Stars and Algae

Every night, stars fall into the pond, exploding into globs of algae. I know because I scrape off the celestial refuse every morning. The rotting ooze shimmers with the stuff of stars. I suspect the pond overlies a magnetic hotbed, sucking stars to their deaths. There is no other explanation. Stars and water do not mix.

I don’t mind the green bubbles of scum, but Grandpa likes his pond star-free. So I arise to peel away layers of exploded nebulae. The school bus rattles down the road and I wonder what they would do if a grown man ran after it, sat down in those sticky olive-green seats and went to school again.

After that, Virginia must be milked. She refuses to stand still unless I tell her my dreams. I whisper about the far-off places I’ve visited, but Virginia isn’t satisfied until I tell her about the part where I fly, floating off like a balloon, soaring over the farm.

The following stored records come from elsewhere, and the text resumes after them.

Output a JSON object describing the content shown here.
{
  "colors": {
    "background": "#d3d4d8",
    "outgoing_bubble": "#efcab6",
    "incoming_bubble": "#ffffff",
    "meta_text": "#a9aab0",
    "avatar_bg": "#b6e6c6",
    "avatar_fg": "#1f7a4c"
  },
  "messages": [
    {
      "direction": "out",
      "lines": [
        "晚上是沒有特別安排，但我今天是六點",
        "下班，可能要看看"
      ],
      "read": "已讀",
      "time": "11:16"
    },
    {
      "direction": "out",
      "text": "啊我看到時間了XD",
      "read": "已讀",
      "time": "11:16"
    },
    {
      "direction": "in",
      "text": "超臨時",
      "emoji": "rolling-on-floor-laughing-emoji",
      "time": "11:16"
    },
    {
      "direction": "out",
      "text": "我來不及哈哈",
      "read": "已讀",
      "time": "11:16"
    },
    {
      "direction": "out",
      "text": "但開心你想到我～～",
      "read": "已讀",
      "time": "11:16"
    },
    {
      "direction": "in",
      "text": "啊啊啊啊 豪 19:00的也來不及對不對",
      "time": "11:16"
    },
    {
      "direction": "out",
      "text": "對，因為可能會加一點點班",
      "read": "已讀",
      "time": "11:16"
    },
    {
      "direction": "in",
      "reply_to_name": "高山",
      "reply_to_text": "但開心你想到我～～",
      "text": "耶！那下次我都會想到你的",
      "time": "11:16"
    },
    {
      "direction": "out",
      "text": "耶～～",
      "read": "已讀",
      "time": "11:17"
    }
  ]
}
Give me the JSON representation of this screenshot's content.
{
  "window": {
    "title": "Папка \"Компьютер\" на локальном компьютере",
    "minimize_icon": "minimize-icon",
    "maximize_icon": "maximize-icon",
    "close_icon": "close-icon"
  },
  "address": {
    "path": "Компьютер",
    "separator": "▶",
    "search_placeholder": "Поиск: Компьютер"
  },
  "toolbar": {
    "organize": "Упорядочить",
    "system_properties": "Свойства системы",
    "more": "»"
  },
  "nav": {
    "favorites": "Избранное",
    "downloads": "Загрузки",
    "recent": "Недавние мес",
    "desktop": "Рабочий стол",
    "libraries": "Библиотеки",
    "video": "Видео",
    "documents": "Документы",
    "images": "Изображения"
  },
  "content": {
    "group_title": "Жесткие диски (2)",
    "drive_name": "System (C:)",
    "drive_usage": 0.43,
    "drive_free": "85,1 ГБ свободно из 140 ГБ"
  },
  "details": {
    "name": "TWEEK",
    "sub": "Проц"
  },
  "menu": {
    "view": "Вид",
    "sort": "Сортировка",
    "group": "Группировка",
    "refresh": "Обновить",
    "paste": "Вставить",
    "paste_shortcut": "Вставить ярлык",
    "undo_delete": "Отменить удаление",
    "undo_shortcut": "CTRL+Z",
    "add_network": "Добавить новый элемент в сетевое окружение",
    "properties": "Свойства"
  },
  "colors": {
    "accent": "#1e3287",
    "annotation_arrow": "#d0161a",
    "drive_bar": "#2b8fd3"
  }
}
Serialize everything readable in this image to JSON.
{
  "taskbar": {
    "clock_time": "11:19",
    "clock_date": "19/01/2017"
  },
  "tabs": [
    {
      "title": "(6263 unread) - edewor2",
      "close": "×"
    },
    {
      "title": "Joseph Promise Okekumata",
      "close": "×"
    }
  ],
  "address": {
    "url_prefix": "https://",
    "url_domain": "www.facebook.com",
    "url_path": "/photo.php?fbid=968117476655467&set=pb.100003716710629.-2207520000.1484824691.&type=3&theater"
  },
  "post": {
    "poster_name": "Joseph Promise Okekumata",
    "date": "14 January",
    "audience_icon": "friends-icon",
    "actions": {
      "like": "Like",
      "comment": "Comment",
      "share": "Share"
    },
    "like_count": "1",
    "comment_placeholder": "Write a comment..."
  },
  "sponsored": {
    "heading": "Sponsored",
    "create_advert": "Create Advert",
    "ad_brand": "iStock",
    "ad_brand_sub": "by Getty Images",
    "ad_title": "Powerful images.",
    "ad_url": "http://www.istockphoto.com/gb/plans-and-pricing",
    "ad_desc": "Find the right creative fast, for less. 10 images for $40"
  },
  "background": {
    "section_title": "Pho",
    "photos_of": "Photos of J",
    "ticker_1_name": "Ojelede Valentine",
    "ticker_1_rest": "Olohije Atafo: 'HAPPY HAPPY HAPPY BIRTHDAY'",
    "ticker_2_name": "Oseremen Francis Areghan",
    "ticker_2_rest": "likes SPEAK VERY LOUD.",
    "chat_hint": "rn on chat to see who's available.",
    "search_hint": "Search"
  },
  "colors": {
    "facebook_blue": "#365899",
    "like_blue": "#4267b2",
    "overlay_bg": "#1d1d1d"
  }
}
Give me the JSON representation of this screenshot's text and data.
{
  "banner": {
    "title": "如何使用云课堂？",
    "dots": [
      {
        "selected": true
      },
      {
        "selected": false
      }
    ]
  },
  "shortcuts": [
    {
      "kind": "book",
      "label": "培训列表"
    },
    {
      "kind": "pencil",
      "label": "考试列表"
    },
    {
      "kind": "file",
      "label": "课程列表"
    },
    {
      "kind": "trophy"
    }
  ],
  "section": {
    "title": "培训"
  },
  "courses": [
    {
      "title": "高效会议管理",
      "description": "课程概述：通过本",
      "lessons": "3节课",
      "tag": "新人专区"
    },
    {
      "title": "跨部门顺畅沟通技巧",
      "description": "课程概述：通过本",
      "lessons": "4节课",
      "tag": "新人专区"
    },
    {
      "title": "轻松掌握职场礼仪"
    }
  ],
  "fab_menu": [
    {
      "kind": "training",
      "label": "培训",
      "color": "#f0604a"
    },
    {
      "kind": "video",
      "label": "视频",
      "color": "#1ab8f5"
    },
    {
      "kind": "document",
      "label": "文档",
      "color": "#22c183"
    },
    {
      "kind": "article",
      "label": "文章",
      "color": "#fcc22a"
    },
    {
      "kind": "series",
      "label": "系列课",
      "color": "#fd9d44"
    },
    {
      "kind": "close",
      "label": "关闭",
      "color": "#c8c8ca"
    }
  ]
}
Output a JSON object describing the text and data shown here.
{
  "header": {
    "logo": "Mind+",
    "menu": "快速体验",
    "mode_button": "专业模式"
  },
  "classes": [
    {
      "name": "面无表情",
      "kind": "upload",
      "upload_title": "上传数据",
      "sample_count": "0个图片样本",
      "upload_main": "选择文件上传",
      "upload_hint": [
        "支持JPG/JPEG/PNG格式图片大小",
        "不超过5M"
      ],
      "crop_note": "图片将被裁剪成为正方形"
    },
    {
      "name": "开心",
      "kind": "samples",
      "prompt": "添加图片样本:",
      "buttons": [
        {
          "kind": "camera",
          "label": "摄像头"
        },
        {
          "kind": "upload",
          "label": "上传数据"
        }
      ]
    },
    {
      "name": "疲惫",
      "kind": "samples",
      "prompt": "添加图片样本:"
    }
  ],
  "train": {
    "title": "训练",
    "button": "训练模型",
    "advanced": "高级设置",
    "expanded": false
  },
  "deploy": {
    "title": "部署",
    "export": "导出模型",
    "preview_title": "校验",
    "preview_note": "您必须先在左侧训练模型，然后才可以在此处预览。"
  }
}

Virginia closes her eyes, long lashes fluttering in bovine ecstasy, for cows dream of flying more than humans do.

Virginia likes dreams, but the chickens prefer fiction. It’s a constant struggle to keep them satisfied. Today I spin yarns of medieval knights. They coo and cluck disapprovingly. It is terribly hard to please a chicken.

I cook Grandpa’s breakfast. Eggs over easy. Then I weed the garden and think up all the synonyms for green.

Bush-hogging comes next. Grandpa limps down to watch me, frowning at my uneven lines. I spur up swarms of grasshoppers and stare at the sky where the airplanes are glints of light and trails of crystallized vapor.

I have a dark wish that I don’t even tell Virginia. A wish that just one of those planes would crash. No one would get hurt. It would land gently in the corn field and I would help everyone off and drive the pilots to town on the tractor. But they never crash, and I can’t say I blame them.

At supper, Grandpa’s hands shake as he passes my plate. A new bandage where he cut himself peeling tomatoes. We talk about fall crops. He doesn’t remember we had the same conversation yesterday and the day before that.

He says if it’s a good year, we can send me to college. He’s said it every year. I don’t bother telling him I’m too old. I know the money is there, in mason jars underneath his bed. It’s been there for years.

I tell him my theory about the stars. He says I read too much. When he falls asleep in his chair, I walk to the gate and watch the road disappearing into the sunset.

Sometimes I think about taking those mason jars, catching the school bus into town and going wherever the next car will take me. But the stars are coming up, swirling like merry-go-rounds, getting ready to let loose. Grandpa will need his medicine. And someone’s got to clean out the pond.

Lora Kilpatrick
Lora Kilpatrick

Lora Kilpatrick lives in Oklahoma, where she runs an online violin studio. When she’s not playing violin, gardening, writing, or tending chickens, you can find her a couple of thousand feet in the air, flying vintage tailwheel airplanes.